GEOS: The Graphical Environment Operating System
[...] The Graphical Environment Operating System was released in 1986, created by Berkeley Softworks: a small company start-up by serial entrepreneur Brian Dougherty. GEOS is a classic Mac like GUI running on Commodore 64 / 128 hardware, then later the Apple II, and PC.
Even though Berkeley Softworks started out small, with only two salespeople, the new software proved very popular because of low price for the necessary hardware (and of course the capability of the OS). This was due in part to the aggressive pricing of the Commodore 64 as a games machine and home computer (With rebates, the C64 was going for as little as $100 at the time). This was in comparison to an atypical PC for $2000 (which required MS-DOS, and another $99 for Windows 1.0) or the venerable Mac 512K Enhanced also $2000.
In 1986, Commodore Business Machines announced the C-Model revision of the Commodore 64 in a new Amiga-like case (dropping the 'breadbox' look), and bundling GEOS in the US.
At its peak, GEOS was the second most widely used GUI, next to Mac OS, and the third most popular operating system (by units shipped) next to MS-DOS and Mac OS.
GEOS came at a time before the world wide web, before home computers were PCs, before mass storage that you could afford, and long before Bill Gates and Windows were No.1.
GEOS did not pioneer the GUI; most of its features were already present in the larger OSes of the day, like the classic Mac (albeit, not Windows). What GEOS did show is that cheap, low-power, commodity hardware and simple office productivity software worked. You did not need a $2000 machine to type a simple letter and print it. This gave some sense of perspective in the heady 'Golden Age of Computing' of the 80s and even now, as some alternative OSes struggle to port bloated software from other platforms.
Many OSes can claim all sorts of things, and in-fight over who invented what- first. GEOS helped drive the proliferation of the newfangled GUI concept to regular users without the need for the famous Apple Hype Machine (likely one reason why GEOS is now all but forgotten).
GEOS was able to introduce home users to Point & Click, Cut / Copy / Paste, WYSIWYG Word Processing and what you expect from a GUI without having to afford an expensive Mac or PC with Windows. Before GEOS, the home user had to go to work to even see a GUI.
Then there was GEOS on the PC (more about this at the end of the article), which had the Start Menu concept two and a half years before Windows, and a PDF-like UI model 10 years before Mac OS X ;) [...]

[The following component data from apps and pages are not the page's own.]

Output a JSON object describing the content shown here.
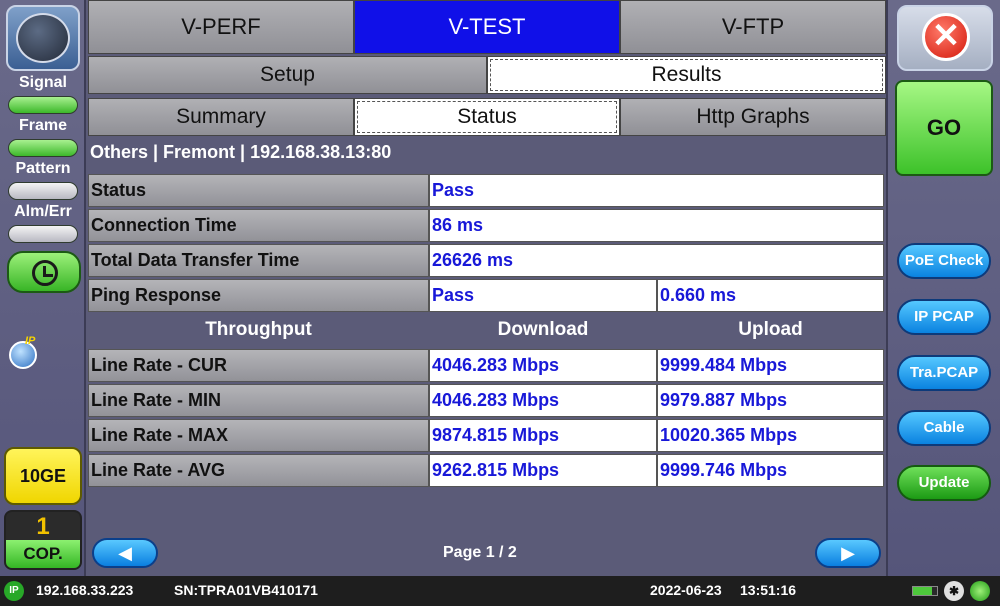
{
  "left_rail": {
    "signal_label": "Signal",
    "frame_label": "Frame",
    "pattern_label": "Pattern",
    "alm_err_label": "Alm/Err",
    "ip_tag": "IP",
    "rate_label": "10GE",
    "cop_number": "1",
    "cop_label": "COP."
  },
  "right_rail": {
    "close_glyph": "✕",
    "go_label": "GO",
    "buttons": [
      "PoE Check",
      "IP PCAP",
      "Tra.PCAP",
      "Cable",
      "Update"
    ]
  },
  "tabs": {
    "top": [
      "V-PERF",
      "V-TEST",
      "V-FTP"
    ],
    "top_active": "V-TEST",
    "sub": [
      "Setup",
      "Results"
    ],
    "sub_selected": "Results",
    "sub2": [
      "Summary",
      "Status",
      "Http Graphs"
    ],
    "sub2_selected": "Status"
  },
  "info_line": "Others | Fremont | 192.168.38.13:80",
  "status_rows": [
    {
      "label": "Status",
      "value": "Pass"
    },
    {
      "label": "Connection Time",
      "value": "86 ms"
    },
    {
      "label": "Total Data Transfer Time",
      "value": "26626 ms"
    }
  ],
  "ping_row": {
    "label": "Ping Response",
    "value": "Pass",
    "time": "0.660 ms"
  },
  "throughput_header": {
    "col1": "Throughput",
    "col2": "Download",
    "col3": "Upload"
  },
  "throughput_rows": [
    {
      "label": "Line Rate - CUR",
      "download": "4046.283 Mbps",
      "upload": "9999.484 Mbps"
    },
    {
      "label": "Line Rate - MIN",
      "download": "4046.283 Mbps",
      "upload": "9979.887 Mbps"
    },
    {
      "label": "Line Rate - MAX",
      "download": "9874.815 Mbps",
      "upload": "10020.365 Mbps"
    },
    {
      "label": "Line Rate - AVG",
      "download": "9262.815 Mbps",
      "upload": "9999.746 Mbps"
    }
  ],
  "pager": {
    "prev": "◀",
    "next": "▶",
    "page_text": "Page 1 / 2"
  },
  "statusbar": {
    "ip_badge": "IP",
    "ip": "192.168.33.223",
    "sn": "SN:TPRA01VB410171",
    "date": "2022-06-23",
    "time": "13:51:16",
    "bt_glyph": "✱"
  }
}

It's a long article, and it goes on about the history, what happened, to both the software and company. There are still people using GEOS on old C64's, and the old GEOS even kept evolving on the C64, even having a web browser called "Wave". It was supported by a company called CMD, right up until 2009. The article contains details and links all about it.
One can even download and use the old GEOS sofware on a modern PC, using C64 emulator software:

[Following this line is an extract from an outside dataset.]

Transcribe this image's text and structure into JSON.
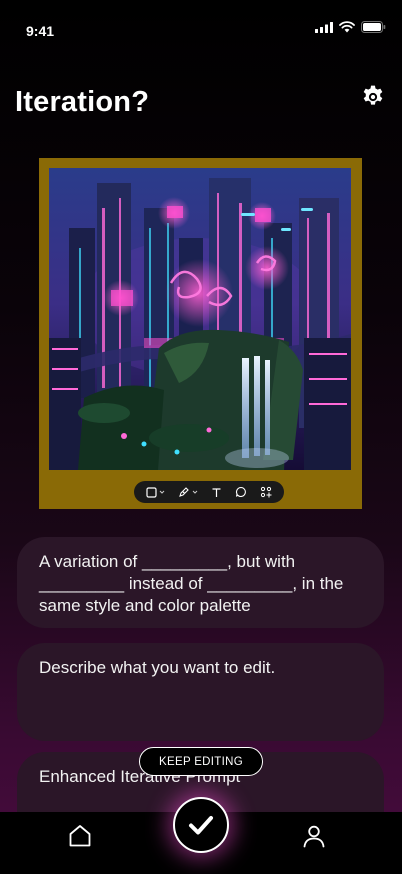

The article is full of screen shots. Gosh, the memories it all brings back!
It goes on to tell how GEOS evolved into GeoWorks for the PC, and how they resisted being assimilated by Microsoft, only to be crushed by them later. The software rights were bought and sold several times, it seems. A small version of GEOS still lives today, on cellphones and handheld devices. The article continues:
[...] Anybody can wax lyrical about 'what could have been', at the end of the day GEOS, both Commodore and PC versions, were genuine technical masterpieces in their own right - involving great skill. They stood true to being an affordable OS, that got the most power out of the least hardware. GEOS might not be an Open Source system but just because it's commercial, that does not negate the clear love for engineering that went into it.
Sure GEOS is all but forgotten now, but that doesn't mean it didn't contribute to what helped shape computer usage in the 80s and 90s. Considering that even an OS as popular as GEOS was can fade away, then there is no accuracy or inaccuracy in waxing lyrical that even Microsoft could be entirely forgotten one day in the far future. These things happen.
I love Commodore/GEOS because it represents something that no longer exists in the computer industry anymore. The Commodore 64's hardware is (programatically) beautifully designed. It is possible for one person to know the entirety of the machine, every function, every chip, every quirk. This gave the individual the power to create almost without limits, as shown by the continual modern day upgrades of the C64 and the popular demo and music scene. Today's hardware is just too complex to fully understand the whole system. Only a small percentage of the PC's actual power is ever used because of a rapidly moving platform that solves problems by throwing more hardware in. [...]
Yes, it came at a unique time in history. It made computing affordable for many people who otherwise would have never had the opportunity to own and use their own personal computer, until many years latter. And it really showed the world how much could be done, with so little.
I posted earlier about how the Commodore Brand is attempting to make a comeback: "The Commodore 64 goes Back to the Future".
The new company plans on using a new Commodore OS, based on the Linux operating system. I'm all for it, and hope it goes well. It will be fun to see how it works out, and even more fun if it succeeds. Yet I will still miss the old days of computing, when it was a new frontier. It was a unique time, and won't ever be quite that way again.